Use creams for swollen skin

Creams containing hydrocortisone that you can buy without a prescription (Cortizone 10, others) may help ease swollen skin on the shins and feet. For help finding these creams, ask a pharmacist.

If you have Hyperthyroidism, we recommend you seek this treatment every year. All of these recommended treatments are covered by AHDI in our Standards of Care.

  • One visit to the doctor per year
  • One set of Thyroid Function Tests (TSH and T4) per year

For more information, visit https://www.thyroid.org/

Hypothyroidism

What is Hypothyroidism?

Hypothyroidism is when the thyroid gland doesn’t make enough thyroid hormones to meet your body’s needs. The thyroid is a small, butterfly-shaped gland in the front of your neck. Thyroid hormones control the way the body uses energy, so they affect nearly every organ in your body, even the way your heart beats. Without enough thyroid hormones, many of your body’s functions slow down.

Common causes of hypothyroidism are autoimmune disease, surgical removal of the thyroid, and radiation treatment. Low thyroid hormone levels cause the body’s functions to slow down, leading to general symptoms like

  • dry skin
  • fatigue
  • loss of energy
  • memory problems

Hypothyroidism is diagnosed by a simple blood test for thyroid-stimulating hormone (TSH) and can be treated by replacing the missing thyroid hormone with synthetic thyroxine pills, which usually must be taken every day for life. With daily treatment, most patients recover completely.

Currently, there is no routine testing recommended for Hypothyroidism, as only 5% of the U.S. population experiences the condition.

Although anyone can develop hypothyroidism, you’re at an increased risk if you:

  • Are a woman.
  • Have a family history of thyroid disease.
  • Have an autoimmune disease, such as type 1 diabetes or celiac disease.
  • Have received treatment for hyperthyroidism.
  • Received radiation to your neck or upper chest.
  • Have had thyroid surgery.

When your thyroid is underactive it can cause the following symptoms:

  • fatigue
  • weight gain
  • a puffy face
  • trouble tolerating cold
  • joint and muscle pain
  • constipation
  • dry skin
  • dry, thinning hair
  • decreased sweating
  • heavy or irregular menstrual periods
  • fertility problems
  • depression
  • slowed heart rate
  • goiter

It is important to contact your doctor if you are experiencing any of these symptoms.

Call 911 or other emergency services immediately if you or a person you know has hypothyroidism and has signs of myxedema coma, such as:

  • Mental deterioration, such as apathy, confusion, or psychosis.
  • Extreme weakness and fatigue that progress to loss of consciousness (coma).
  • Severe trouble breathing, slow heart rate (less than 60 beats per minute), or low body temperature [95°F (35°C) or below].

Eat a Healthy Diet

Eating a healthy diet that is low in fat, high in fiber and includes lots of fruits and vegetables will help you lose weight and/or maintain your weight.
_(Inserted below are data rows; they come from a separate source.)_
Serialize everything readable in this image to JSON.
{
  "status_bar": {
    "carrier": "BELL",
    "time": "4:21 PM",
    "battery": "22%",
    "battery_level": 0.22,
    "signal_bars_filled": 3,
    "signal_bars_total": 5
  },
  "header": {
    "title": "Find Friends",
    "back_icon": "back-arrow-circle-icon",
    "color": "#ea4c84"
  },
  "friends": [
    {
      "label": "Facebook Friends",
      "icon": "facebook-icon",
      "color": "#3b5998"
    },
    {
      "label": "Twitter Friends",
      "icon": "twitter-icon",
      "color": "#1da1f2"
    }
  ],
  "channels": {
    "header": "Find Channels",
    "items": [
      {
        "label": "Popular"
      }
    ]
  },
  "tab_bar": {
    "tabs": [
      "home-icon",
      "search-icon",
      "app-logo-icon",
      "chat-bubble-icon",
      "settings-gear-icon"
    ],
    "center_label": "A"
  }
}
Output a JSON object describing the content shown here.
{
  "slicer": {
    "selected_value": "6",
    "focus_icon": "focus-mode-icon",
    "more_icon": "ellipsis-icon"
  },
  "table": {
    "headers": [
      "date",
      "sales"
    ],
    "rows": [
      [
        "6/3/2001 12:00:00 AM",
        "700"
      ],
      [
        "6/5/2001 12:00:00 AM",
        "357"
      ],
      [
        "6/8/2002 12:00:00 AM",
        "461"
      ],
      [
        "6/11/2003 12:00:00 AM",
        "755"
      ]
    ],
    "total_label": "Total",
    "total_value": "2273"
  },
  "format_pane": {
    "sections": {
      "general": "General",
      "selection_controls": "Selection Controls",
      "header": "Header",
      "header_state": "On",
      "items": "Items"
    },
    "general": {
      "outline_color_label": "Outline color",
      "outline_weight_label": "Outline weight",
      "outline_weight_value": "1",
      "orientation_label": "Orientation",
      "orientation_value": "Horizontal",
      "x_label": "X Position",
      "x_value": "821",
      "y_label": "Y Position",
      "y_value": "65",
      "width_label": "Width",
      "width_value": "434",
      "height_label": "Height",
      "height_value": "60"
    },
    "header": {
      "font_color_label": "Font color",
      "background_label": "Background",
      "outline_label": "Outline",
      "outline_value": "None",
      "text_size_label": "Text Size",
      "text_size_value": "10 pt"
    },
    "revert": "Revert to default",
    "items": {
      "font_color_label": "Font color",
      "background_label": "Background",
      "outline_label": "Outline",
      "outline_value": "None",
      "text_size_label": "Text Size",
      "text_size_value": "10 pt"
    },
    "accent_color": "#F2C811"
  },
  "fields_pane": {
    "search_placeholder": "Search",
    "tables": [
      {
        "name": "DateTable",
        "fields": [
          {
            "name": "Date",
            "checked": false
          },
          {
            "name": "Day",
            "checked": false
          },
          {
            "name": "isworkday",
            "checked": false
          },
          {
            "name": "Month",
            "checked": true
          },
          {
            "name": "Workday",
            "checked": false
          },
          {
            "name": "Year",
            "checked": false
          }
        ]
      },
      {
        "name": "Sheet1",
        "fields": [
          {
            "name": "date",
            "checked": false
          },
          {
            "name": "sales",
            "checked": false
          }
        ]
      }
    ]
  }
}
There’s no single diet or magical nutrient that will improve your thyroid function. Talk to your doctor or a nutritionist about the best way to eat to meet your health and fitness goals.

Shape Up

Aim for 150 minutes of moderate-intensity aerobic activity every week such as brisk walking and be sure to include some toning exercises that target key muscle groups including legs, hips, back, abdomen, chest, shoulders, and arms. You don’t need to do it all in one spurt. Instead, break it up into smaller bouts throughout the day, and make sure it adds up to 30 minutes on at least five days a week.

De-stress

Yoga, meditation, deep breathing, or just chilling out to some relaxing music can all help reduce stress and anxiety. Find a stress-reducing technique that works for you and incorporate it into your lifestyle.

Get better sleep

Set and stick to a regular wake and bedtime, keep your bedroom cool, cold and cave-like, and avoid caffeine after 2 PM.

Take Care of Your Health

Stay up to date with doctor visits and screening tests as well as wash your hands thoroughly before and after you eat, prepare food, or caring for someone who is sick.

If you have Hypothyroidism, we recommend you seek this treatment every year. All of these recommended treatments are covered by AHDI in our Standards of Care.

  • One regular visit to your doctor a year
  • One TSH per year

For more information, visit https://www.thyroid.org/